Reduce Smoke Exposure Outdoors
If it’s smoky outdoors, it’s best to limit the amount of time you spend outside. Soot and fine particulates can cause coughing, wheezing, itchy eyes, runny nose, scratchy throat, and difficulty breathing.
- Reduce your physical activity outdoors.
- Know your air quality. Smoke levels can change a lot during the day, so wait until air quality is better before you are active outdoors. Visit air.utah.gov or download the free UtahAir app for iPhone and Android for air-quality forecasts and current air-quality conditions.
- Have enough food and medication on hand to last several days, so you don’t have to go out for supplies. If you must go out, avoid the smokiest times of the day.
- Reduce smoke in your vehicle by closing the windows and vents and running the air conditioner in recirculate mode.
- Do not rely on dust masks from the hardware store or bandanas for protection from smoke. If you must be out in smoky conditions, an N95 respirator can protect you if it fits snugly to your face and is worn properly.
- Have a plan to evacuate. Know how you will get alerts and health warnings, including air-quality reports and public service announcements (PSAs). Public advisories can provide important information such as changing smoke conditions and evacuation notices. Know your evacuation routes, organize your important items ahead of time, and know where to go in case you have to evacuate.
Reduce Smoke Exposure Indoors
Particulate levels can still be high indoors if the fire is close, but they are still lower inside than outside. If there is an active fire in your area and it is very close to your house, it may be best to evacuate. Fires can spread quickly and the smoke plume can make it difficult to see in an evacuation. In addition, it can be nearly impossible to keep dense smoke from building up in the indoor air. Pay close attention to local emergency alerts to know when to evacuate. Outdoor air, including fine particles from wildfire smoke, can enter your home through open windows and doors, through bathroom or kitchen fans that vent to the outdoors, heating and air conditioning systems with a fresh air intake, and through small openings, joints, cracks, and around closed windows.
- Avoid using anything that burns, such as wood fireplaces, gas logs, gas stoves, or even candles.
- Don’t vacuum, since it stirs up particles already inside homes.
- Don’t smoke.
- Follow the directions of their doctor regarding medication and asthma management plan. Call your doctor if symptoms worsen.
- Talk with their personal physician about whether and when you should leave the area. When smoke is heavy for a prolonged period of time, fine particles can build up indoors even though they are not visible.
Prepare for Possible Evacuation
If there is an active fire in your area and it is very close to your house, it may be best to evacuate. Fires can spread quickly and the smoke plume can make it difficult to see in an evacuation. In addition, it can be nearly impossible to keep dense smoke from building up in the indoor air. Pay close attention to local emergency alerts to know when to evacuate. Leaving the area may be best for those with health conditions that put them at higher risk for illness.

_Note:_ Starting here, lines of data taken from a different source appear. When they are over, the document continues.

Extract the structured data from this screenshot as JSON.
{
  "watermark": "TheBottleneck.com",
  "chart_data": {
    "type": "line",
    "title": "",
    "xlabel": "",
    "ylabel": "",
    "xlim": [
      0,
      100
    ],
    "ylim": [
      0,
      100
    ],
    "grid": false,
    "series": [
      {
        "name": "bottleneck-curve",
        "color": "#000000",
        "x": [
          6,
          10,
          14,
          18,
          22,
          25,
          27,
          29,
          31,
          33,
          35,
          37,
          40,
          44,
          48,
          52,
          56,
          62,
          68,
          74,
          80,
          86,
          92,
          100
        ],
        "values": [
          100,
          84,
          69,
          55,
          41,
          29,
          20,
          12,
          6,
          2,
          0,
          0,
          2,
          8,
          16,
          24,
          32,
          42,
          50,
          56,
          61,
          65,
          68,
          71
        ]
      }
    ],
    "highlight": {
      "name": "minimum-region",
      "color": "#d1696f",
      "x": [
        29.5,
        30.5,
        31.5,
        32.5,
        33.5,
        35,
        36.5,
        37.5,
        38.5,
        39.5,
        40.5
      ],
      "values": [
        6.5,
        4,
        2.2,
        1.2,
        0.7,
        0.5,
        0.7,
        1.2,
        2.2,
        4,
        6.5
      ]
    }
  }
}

If a wildfire is close enough to cause high smoke levels, but the fire is not threatening your home, smoke may enter your home and make it harder to breathe. Learn more about what to do in this situation and how to prepare for it. If you don’t have an air-conditioning system in your house, go to a local public building with air conditioning such as a movie theater, mall or library. Seek a local clean air shelter or stay at a friend or relative’s home away from smoke.
You may hear that smoke from a far-away wildfire has spread to your community, even if it is thousands of miles away. While this can happen, the amount of smoke that may reach your community from such a distance is probably very small and may be overshadowed by local sources of particle pollution.